A probe lens like the Laowa 24mm f/14 open up a whole new world of creative possibilities. But this world costs around $1,600 and you may not be in the position to afford it right now. If this is the case, Jay P. Morgan has a video for you. He will show you how to made a rig that gives your videos a very similar look to a probe lens, but at a much lower cost.
A camper, a shed, a bedroom, or even an entire skyscraper floor – you name it, Brendan Barry can turn it into a camera. For his latest project, he visited Custom House in Exeter, UK, and turned this amazing attraction into a working camera obscura.
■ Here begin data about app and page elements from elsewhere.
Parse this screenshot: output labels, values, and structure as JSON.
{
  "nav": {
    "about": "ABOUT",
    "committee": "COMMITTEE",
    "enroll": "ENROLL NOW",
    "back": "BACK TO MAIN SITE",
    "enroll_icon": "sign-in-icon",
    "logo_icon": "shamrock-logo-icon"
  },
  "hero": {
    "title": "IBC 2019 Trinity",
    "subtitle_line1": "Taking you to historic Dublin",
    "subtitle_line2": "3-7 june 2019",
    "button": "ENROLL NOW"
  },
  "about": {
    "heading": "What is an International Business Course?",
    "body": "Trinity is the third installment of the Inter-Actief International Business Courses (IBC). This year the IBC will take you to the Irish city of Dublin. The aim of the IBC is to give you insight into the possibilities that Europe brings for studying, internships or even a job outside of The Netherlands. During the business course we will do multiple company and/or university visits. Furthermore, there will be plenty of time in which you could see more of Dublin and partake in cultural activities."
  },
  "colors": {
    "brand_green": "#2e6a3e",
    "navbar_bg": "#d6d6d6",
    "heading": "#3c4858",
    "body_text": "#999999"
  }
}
Brendan shared his process in this fun video, and if you plan to embark on a similar adventure, it will be very valuable as a guide. [Read More…]
This is the story of how I created one of the strangest cameras you may ever hear about. I’ve been working on the design for over a year and I’m finally ready to share it with the world. It’s a long story, but first I want to jump to the end. Here’s what the final camera looks like as well as what a photo take with it:
Iranian photographer Alireza Rostami has come up with some really cool DIY projects so far. This time, he’s made a prototype of a talking camera. As usual, he used various scrap parts, this time pairing them with talking mechanisms of old dolls. Even though it’s a pretty basic prototype – could a smart, talking camera be our future?
We talked with Alireza a bit about his project, the inspiration behind it, as well as his hopes for the future of the talking camera.
I’ve become obsessed with this dog bed stand, and have taken it to a new level. Here is my updated tutorial to build your own dog bed newborn poser!
My last post described how I added an adjustable backdrop to the dog bed…but it wasn’t good enough for me. I decided I needed to raiser the posing surface up about 6-8″ so I could easily sit at the poser and comfortable pose baby. My current poser is way to to tall, and I have to do this creepy squat/hunch while posing, which isn’t great for my back (and I’m sure it doesn’t look amazing either). The first dog bed hack I created was good, but a little bit too low. I could BARELY squeeze my legs under while sitting “criss cross applesauce” and I worried that I would have to lean too far forward to pose baby.
UK-based photographer Brendan Barry has turned quite a lot of places into giant cameras obscurae. He’s now in isolation like most of us, so even his bedroom became one. You may want to try something like that, but your family doesn’t share your enthusiasm. Well, here’s a plan B: use your garden shed. In this video, Brendan guides you through the transformation process that turns a boring old shed into a working camera obscura with built-in darkroom.
You might know the Pixelstick. “nothing compares” is one of their statements. And this is true. At least price-wise. The Original Pixelstick retails for EURO 399,– here in Germany. I have always wanted one to at least try out some lightpainting with it.
The Pixelstick is a 188cm RGB lightstrip on a stick that plays bitmap files. It weighs 1,6kg, has a nice display to select files, has a remote release and runs on 8 AA batteries. Oh and it comes in a nice bag. Still 399,– is a bit steep.
One of the things I love the most about DIY projects is that they can give a new life to the items that are destroyed beyond salvation. In this video, Matthew Perks of DIY Perks will show you how to repurpose a broken LCD TV or monitor and turn it into an amazing LED light panel. It almost perfectly simulates daylight, and it’s useful for photographers as well as filmmakers.
I believe that all of us would connect circus with a giant tent. However, with some imagination and DIY magic you can turn even the smallest home studio into a circus. In this video from Adorama, Gavin Hoey will show you how to bring circus into your studio space, no matter how small it may be.